The test of this distinction I make between personality and character, in -detectives, .and. indeed, the test of the distinction, everybody must make between detective fiction and' "just fiction," is whether the dramatis persona lives on in the mind, dilating there, impressing and disturbing it and the emotions. Holmes certainly lives on--bid even he does not disturb : at least not the adult mind, for one must distinguish between the boy who, having read Holmes, at once creeps under the table with a toy-revolver and the tired business-man who closes Holmes and takes up the Financial Times, undisturbed if refreshed. So, the most exciting detective story we have had of recent years is, undoubtedly, The Nine Tailors, where the bells over the flat lands become Iniman and endow the little figures underneath them with the dignity of their own honour and their own personalities.

The detective story has its own charm, all will allow, and its own delight. But its circumscription is rigid and tyrannical, and has become even more so since the days of Holmes, by reason of our increased knowledge of the mechanisms of detection and, as a sad result, our diminished credulity. Chesterton was right when he said that the detective story restored magic to the policeman and put the commonplace to flight. But he is not necessarily right now. For according to his theory the greatest writer of detective fictiOn would be the writer of the thriller, the man for whom no extravagance was impossible.

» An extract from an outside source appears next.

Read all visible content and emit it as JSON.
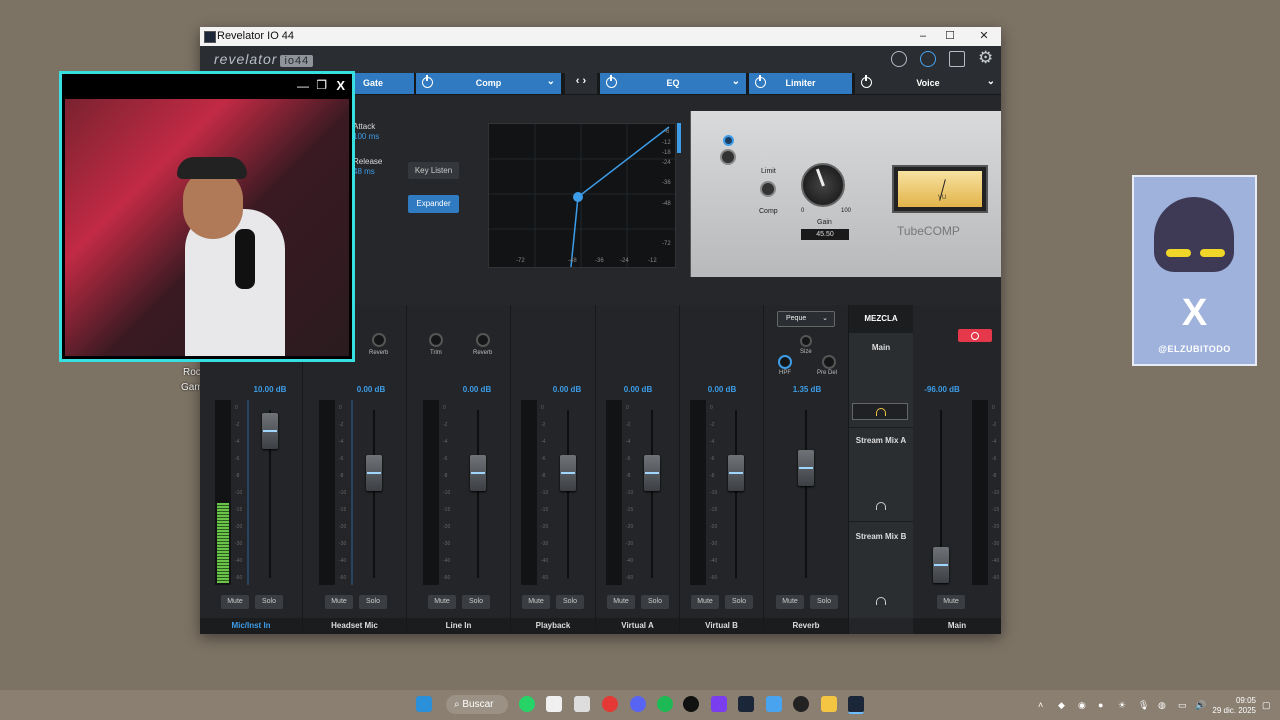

And extravagance is being killed by Our deligld in police routine and our 'refusal to admit that Holmes could have told. a man, by looking at the callosity of his forefinger, let us say, that he was a regular soldier in 1914—the period of rapid and repeated rifle fire. 'Why ! Holmes could have told a Man that a habit of blinking the left eye revealed him for the first-cousin of a woman who kept a pub. near Paddington.

The release from the bonds of convention cannot come, therefore, as it once did, by magic. On the contrary, since reality is the craze, is it not plausible that it must come through greater reality? And since that greater reality surely resides in the character Of the true principal—the criminal, the one free .agent, the one person not circumscribed by the necessity of having to catch someone—let us, therefore, turn the detective story upside down and hunt not Bill Sikes but Superintendent Blank. Give us clues on the detective, his finger-prints and his fiat footmarks, and 'when we have found him let us do him in. At any rate let us have a fair view both of the hare and hounds. It has been done but nobody has so adopted the system as to promise us a convention which, instead of beginning with a murder and ending with a revelation, begins with a live thug and ends with a dead detective.